JUDD, MICHAEL BARRY
DATE RETURNED: 2012/06/25
REMAINS ID DATE: 2012/08/23
Name: Michael Barry Judd
Unit: A Company, 3rd Reconnaissance Battalion, 3rd Marine Division
Date of Birth: 22 Autust 1945
Home City of Record: Cleveland OH
Date of Loss: 30 June 1967
Country of Loss: South Vietnam
Loss Coordinates: 161349N 1074301E (YC896956)
Status (in 1973): Killed/Body Not Recovered
Other Personnel In Incident: John House; Merlin Allen; John Killen; Glyn
Runnels (all still missing)
Source: Compiled by Homecoming II Project 01 April 1990 from one or more of
the following: raw data from U.S. Government agency sources, correspondence
with POW/MIA families, published sources, interviews. Updated by the P.O.W.
REMARKS: DED/CRSH BRN/SOM RECOV/NT SUBJ
SYNOPSIS: Capt. John A. House was the pilot of an CH46A helicopter carrying
personnel assigned to Company A, 3rd Reconnaissance Battalion, 3rd Marine
Division near the city of Phu Bai, South Vietnam on June 30, 1967.
Among the passengers onboard the aircraft were members of Company A, LCpl.
Merlin R. Allen, LCpl. John D. Killen, and Cpl. Glyn L. Runnels. Also
onboard was the company's hospital corpsman, Petty Officer Third Class
Michael B. Judd.
The aircraft was hit by small arms fire, exploded and crashed. Although some
of the personnel aboard survived, House, Allen, Judd, and Killen were never
found, nor were remains recovered that could be identified as theirs. The
four men were listed as killed in action, body not recovered.
Nearly 2500 Americans did not return from Southeast Asia at the end of the
war. Some, like the pilot and passengers of the CH46, are probably dead and
will never come home. Since the end of the war, however, thousands of
refugee reports have been received that indicate hundreds of Americans are
still alive, held captive.
It is a matter of pride in the Marine Corps that one's comrades are never
left on the field of battle to fall into the hands of the enemy. One can
imagine that these men, had they survived, would willingly go one more
mission for the return of those who still await rescue. Although some of the
personnel aboard survived, House was never found, nor were remains recovered
that could be identified as his. He was listed as killed in action, body not
July 18, 2013
Sailor Missing from Vietnam War Identified
The Department of Defense POW/Missing
Personnel Office (DPMO) announced today that the remains
of a serviceman, missing from the Vietnam War, have been
identified and have been returned to his family for
burial with full military honors.
Hospital Corpsman 3rd Class Michael B. Judd of Cleveland
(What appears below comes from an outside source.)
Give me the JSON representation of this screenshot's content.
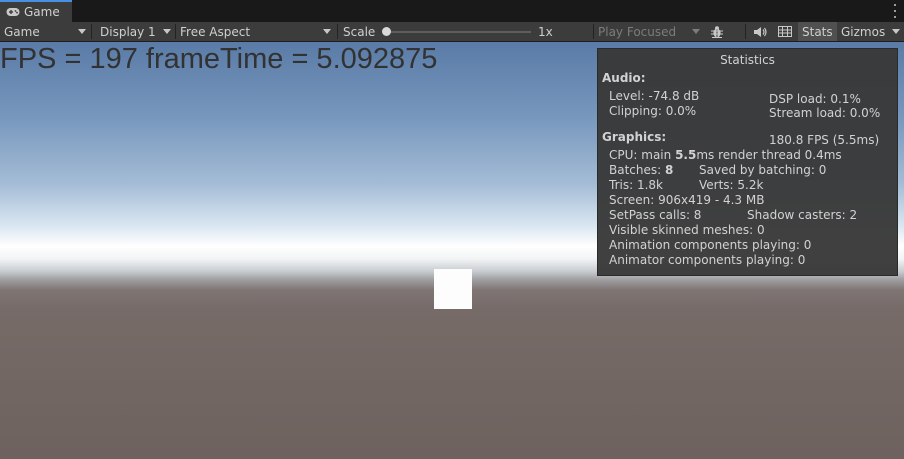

was buried on July 15, in Arlington National Cemetery.
On June 30, 1967, Judd was aboard a CH-46A Sea Knight
helicopter that was attempting to insert a U.S. Marine
Corps reconnaissance team into hostile territory in Thua
Thien-Hue Province, Vietnam. As the helicopter
approached the landing zone, it was struck by enemy fire
from the surrounding tree line, causing the aircraft to
catch fire. The aircraft crashed landed. Although most
of the reconnaissance team to survived, Judd and four
other crew members of the team, died in the crash.
In 1993, joint U.S./Socialist Republic of
Vietnam (S.R.V.) teams investigated the case in Thua
Thien-Hue Province. The team interviewed local
villagers who claimed to have discovered an aircraft
crash site in the nearby forest while searching for
firewood in 1991. The team surveyed the location
finding aircraft wreckage that could not be associated
with a CH-46A.
During the 1990s, joint U.S./ S.R.V.
teams continued to investigated the loss in Thua Thien-Hue
Province. In 1999, the team interviewed the same local
villagers who provide relevant case information and the
joint team surveyed the crash site again, this time
uncovering aircraft wreckage consistent with a U.S.
In 2012, joint U.S./ S.R.V. recovery
teams began excavating the crash site and recovered
human remains and aircraft wreckage from the CH-46A
helicopter that Judd was aboard.
Scientists from the Joint POW/MIA
Accounting Command (JPAC) and the Armed Forces DNA
Identification Laboratory (AFDIL) used forensic
identification tools and circumstantial evidence,
including dental comparisons in the identification of
For additional information on the Defense
Department's mission to account for missing Americans,
visit the DPMO web site at
http://www.dtic.mil/dpmo or call 703-699-1420.